▶ **Dataset excerpts**:

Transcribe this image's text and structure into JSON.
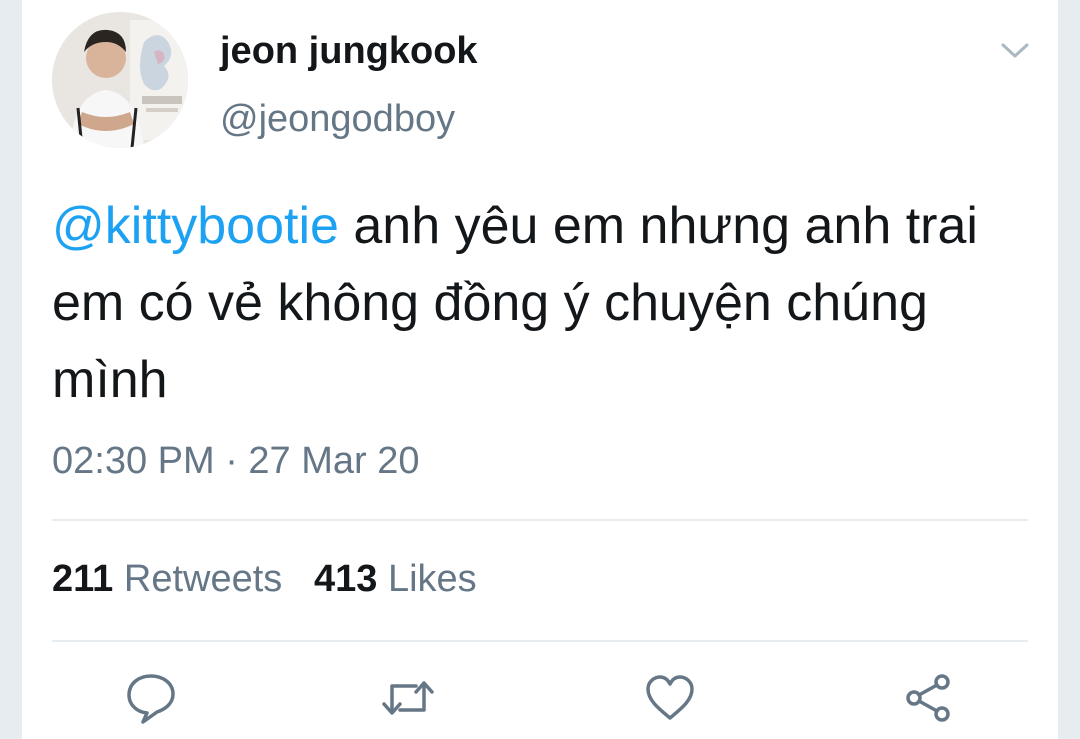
{
  "tweet": {
    "author_name": "jeon jungkook",
    "author_handle": "@jeongodboy",
    "mention": "@kittybootie",
    "text": " anh yêu em nhưng anh trai em có vẻ không đồng ý chuyện chúng mình",
    "timestamp": "02:30 PM · 27 Mar 20"
  },
  "stats": {
    "retweets_count": "211",
    "retweets_label": "Retweets",
    "likes_count": "413",
    "likes_label": "Likes"
  },
  "icons": {
    "more": "chevron-down-icon",
    "reply": "reply-icon",
    "retweet": "retweet-icon",
    "like": "heart-icon",
    "share": "share-icon"
  },
  "colors": {
    "accent": "#1da1f2",
    "text": "#14171a",
    "secondary": "#657786",
    "divider": "#e6ecf0"
  }
}
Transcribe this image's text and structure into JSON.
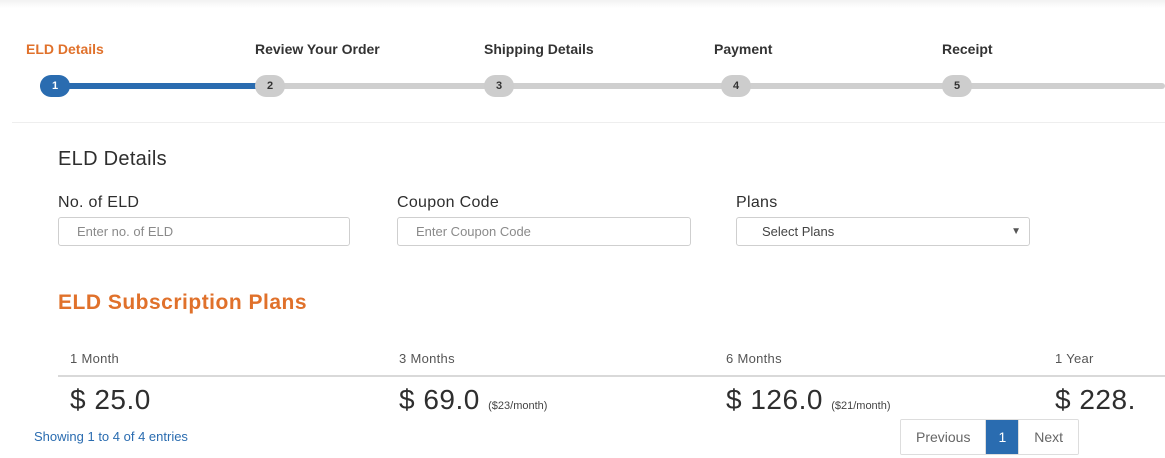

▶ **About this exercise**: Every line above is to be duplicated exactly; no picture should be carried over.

▶ **Written reply**:
Transcribe this image's text and structure into JSON.
{
  "tweet": {
    "author_name": "jeon jungkook",
    "author_handle": "@jeongodboy",
    "mention": "@kittybootie",
    "text": " anh yêu em nhưng anh trai em có vẻ không đồng ý chuyện chúng mình",
    "timestamp": "02:30 PM · 27 Mar 20"
  },
  "stats": {
    "retweets_count": "211",
    "retweets_label": "Retweets",
    "likes_count": "413",
    "likes_label": "Likes"
  },
  "icons": {
    "more": "chevron-down-icon",
    "reply": "reply-icon",
    "retweet": "retweet-icon",
    "like": "heart-icon",
    "share": "share-icon"
  },
  "colors": {
    "accent": "#1da1f2",
    "text": "#14171a",
    "secondary": "#657786",
    "divider": "#e6ecf0"
  }
}
Transcribe this image's text and structure into JSON.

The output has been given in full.